• _Work order_
The expected output is each line below containing "icon", copied in full.
*** Block opens ***
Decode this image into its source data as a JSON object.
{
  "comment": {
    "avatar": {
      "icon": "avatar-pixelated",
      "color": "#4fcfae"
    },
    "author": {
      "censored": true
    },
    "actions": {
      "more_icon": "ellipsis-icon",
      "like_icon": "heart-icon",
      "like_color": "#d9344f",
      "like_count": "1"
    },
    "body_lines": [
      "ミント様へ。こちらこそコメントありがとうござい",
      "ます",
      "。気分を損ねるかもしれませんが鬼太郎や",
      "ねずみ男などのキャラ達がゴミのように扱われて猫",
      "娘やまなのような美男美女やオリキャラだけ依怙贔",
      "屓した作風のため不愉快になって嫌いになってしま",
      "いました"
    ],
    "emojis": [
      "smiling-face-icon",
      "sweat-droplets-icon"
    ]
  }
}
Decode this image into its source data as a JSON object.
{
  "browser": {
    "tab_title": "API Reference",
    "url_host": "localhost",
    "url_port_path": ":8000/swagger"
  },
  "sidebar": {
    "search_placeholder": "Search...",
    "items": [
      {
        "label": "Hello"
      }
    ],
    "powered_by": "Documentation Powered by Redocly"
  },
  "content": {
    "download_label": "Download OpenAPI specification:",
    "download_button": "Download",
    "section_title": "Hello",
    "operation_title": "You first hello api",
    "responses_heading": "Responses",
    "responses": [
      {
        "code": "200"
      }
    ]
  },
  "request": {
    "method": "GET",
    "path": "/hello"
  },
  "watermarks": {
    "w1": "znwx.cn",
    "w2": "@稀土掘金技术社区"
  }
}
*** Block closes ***
• _Result for this exercise_
      "icon": "avatar-pixelated",
      "more_icon": "ellipsis-icon",
      "like_icon": "heart-icon",
      "smiling-face-icon",
      "sweat-droplets-icon"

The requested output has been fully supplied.